Us Bilateral Defense Agreements

However, requests for cooperation do not automatically lead to supply. As in other areas of cooperation, asymmetric information is a fundamental obstacle for DCAs. Footnote 32 First, states do not have ex ante information about each other`s reliability. Systemic anarchy increases the difficulty of credibly conveying trust, which in turn invites fears of fraud and non-compliance. Footnote 33 This asymmetry leads to a collaborative problem in which states do not cooperate because there is a potential risk of being “sucked” by exploitative partners. Footnote 34 Cooperation problems can be mitigated if states receive credible information on the reliability of the other, which is usually transmitted through costly signage. By deliberately creating costs that the types of operations do not want to bear, trusted types signal their preference for collaboration. Footnote 35 Second, states do not have information on each other`s preferences for institutional projects, such as the scope, depth, duration and accuracy of bilateral agreements. Footnote 36 This asymmetry leads to a coordination problem or disagreement over how the benefits of cooperation should be distributed. Footnote 37 States may refrain from disclosing their preferred institutional project for fear that it will lead potential partners to choose another outcome. But the strategic retention of this information also reduces the likelihood of a good deal acceptable to both parties. Footnote 38 Content cooperation generally covers both coordination and cooperation.

Footnote 39 3. The local staff is an employee of Spanish nationality hired by the Ministry of Defence to provide services to IDAS. With the exception of third-country nationals currently employed under previous agreements, non-euemployment cannot be recruited from operating and assistance facilities unless qualified Spanish staff are not available. Another priority of the Burden Sharing discussions was the cost of keeping the U.S. military abroad. The largest concentration of American troops is currently in Japan (50,000), Germany (35,000 USD) and the Republic of Korea (28,000 USD). President Trump criticized the cost of these bases and argued that allies “should either pay the United States for its great military protection or protect themselves.” However, America does not use its troops as mercenaries just to defend the territory of American allies.
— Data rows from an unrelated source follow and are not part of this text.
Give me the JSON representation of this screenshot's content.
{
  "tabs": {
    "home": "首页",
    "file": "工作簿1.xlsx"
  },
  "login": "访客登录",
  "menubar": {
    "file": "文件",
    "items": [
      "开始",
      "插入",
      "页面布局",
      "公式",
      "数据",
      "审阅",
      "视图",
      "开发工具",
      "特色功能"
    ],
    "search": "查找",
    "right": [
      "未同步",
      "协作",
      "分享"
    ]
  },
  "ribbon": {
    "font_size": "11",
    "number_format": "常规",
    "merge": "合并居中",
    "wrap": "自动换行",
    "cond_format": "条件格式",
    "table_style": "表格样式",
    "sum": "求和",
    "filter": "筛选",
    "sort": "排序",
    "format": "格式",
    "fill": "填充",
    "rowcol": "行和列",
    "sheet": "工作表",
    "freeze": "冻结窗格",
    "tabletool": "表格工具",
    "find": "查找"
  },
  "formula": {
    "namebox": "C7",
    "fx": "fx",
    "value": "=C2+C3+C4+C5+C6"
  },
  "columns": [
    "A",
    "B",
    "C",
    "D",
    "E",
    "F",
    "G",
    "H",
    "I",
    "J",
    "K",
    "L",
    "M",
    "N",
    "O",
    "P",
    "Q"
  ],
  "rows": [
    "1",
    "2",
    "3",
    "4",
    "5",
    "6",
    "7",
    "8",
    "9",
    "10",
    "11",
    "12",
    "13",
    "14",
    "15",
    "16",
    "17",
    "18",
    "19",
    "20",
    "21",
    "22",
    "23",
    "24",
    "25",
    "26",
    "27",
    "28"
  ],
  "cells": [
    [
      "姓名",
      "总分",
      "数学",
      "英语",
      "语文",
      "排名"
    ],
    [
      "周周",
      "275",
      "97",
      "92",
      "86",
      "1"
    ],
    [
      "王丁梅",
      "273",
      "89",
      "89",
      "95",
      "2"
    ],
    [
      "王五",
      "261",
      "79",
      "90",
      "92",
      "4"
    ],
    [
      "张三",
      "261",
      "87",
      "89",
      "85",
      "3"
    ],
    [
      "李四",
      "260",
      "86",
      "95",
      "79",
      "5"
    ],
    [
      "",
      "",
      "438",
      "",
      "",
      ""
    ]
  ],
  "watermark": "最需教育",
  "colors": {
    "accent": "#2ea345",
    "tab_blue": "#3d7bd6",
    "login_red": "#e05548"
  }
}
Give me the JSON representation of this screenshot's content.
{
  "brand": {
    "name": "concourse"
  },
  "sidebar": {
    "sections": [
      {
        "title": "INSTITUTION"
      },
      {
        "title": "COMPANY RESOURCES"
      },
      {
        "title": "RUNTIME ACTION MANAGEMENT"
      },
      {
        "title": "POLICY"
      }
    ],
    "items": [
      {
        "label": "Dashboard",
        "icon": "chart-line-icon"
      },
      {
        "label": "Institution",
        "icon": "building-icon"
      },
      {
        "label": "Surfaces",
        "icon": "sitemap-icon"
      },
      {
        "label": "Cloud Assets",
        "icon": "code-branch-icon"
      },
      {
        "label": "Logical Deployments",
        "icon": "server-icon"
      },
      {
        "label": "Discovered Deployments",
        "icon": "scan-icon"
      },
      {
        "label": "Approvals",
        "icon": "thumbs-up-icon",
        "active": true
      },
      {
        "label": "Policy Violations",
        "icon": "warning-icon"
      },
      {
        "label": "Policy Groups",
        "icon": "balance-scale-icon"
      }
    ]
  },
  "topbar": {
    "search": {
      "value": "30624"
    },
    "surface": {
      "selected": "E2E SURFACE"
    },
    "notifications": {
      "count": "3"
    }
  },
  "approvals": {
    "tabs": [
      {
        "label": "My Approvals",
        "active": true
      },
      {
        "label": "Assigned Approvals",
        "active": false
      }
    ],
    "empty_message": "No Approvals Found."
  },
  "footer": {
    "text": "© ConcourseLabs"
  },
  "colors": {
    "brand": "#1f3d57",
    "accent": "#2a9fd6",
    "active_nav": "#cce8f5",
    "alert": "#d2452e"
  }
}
The U.S.

global defense network enables it to respond more quickly and effectively to a number of global demands, including protecting U.S. citizens, preventing piracy, deterring violent extremism, and preventing illegal arms trafficking in countries such as North Korea and Iran.